TASK STATEMENT:
With the records in front of you, set every one of them down exactly.

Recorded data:
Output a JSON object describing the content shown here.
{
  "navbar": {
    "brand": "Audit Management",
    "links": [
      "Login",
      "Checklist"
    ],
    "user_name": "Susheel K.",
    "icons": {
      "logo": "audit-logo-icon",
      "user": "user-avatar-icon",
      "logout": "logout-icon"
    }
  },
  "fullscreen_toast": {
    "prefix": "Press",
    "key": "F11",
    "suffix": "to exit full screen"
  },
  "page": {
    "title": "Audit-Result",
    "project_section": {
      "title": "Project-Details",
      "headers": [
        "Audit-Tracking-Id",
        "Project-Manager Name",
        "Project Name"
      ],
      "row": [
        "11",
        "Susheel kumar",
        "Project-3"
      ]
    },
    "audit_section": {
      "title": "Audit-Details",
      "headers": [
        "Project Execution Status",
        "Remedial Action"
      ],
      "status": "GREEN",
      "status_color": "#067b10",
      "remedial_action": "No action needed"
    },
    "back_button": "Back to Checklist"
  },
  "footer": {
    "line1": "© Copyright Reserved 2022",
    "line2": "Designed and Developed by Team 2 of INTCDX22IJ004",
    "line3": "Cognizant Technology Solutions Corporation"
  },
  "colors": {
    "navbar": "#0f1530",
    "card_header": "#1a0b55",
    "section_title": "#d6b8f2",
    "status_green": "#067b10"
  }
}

ANSWER SPACE:
Output a JSON object describing the content shown here.
{
  "navbar": {
    "brand": "Audit Management",
    "links": [
      "Login",
      "Checklist"
    ],
    "user_name": "Susheel K.",
    "icons": {
      "logo": "audit-logo-icon",
      "user": "user-avatar-icon",
      "logout": "logout-icon"
    }
  },
  "fullscreen_toast": {
    "prefix": "Press",
    "key": "F11",
    "suffix": "to exit full screen"
  },
  "page": {
    "title": "Audit-Result",
    "project_section": {
      "title": "Project-Details",
      "headers": [
        "Audit-Tracking-Id",
        "Project-Manager Name",
        "Project Name"
      ],
      "row": [
        "11",
        "Susheel kumar",
        "Project-3"
      ]
    },
    "audit_section": {
      "title": "Audit-Details",
      "headers": [
        "Project Execution Status",
        "Remedial Action"
      ],
      "status": "GREEN",
      "status_color": "#067b10",
      "remedial_action": "No action needed"
    },
    "back_button": "Back to Checklist"
  },
  "footer": {
    "line1": "© Copyright Reserved 2022",
    "line2": "Designed and Developed by Team 2 of INTCDX22IJ004",
    "line3": "Cognizant Technology Solutions Corporation"
  },
  "colors": {
    "navbar": "#0f1530",
    "card_header": "#1a0b55",
    "section_title": "#d6b8f2",
    "status_green": "#067b10"
  }
}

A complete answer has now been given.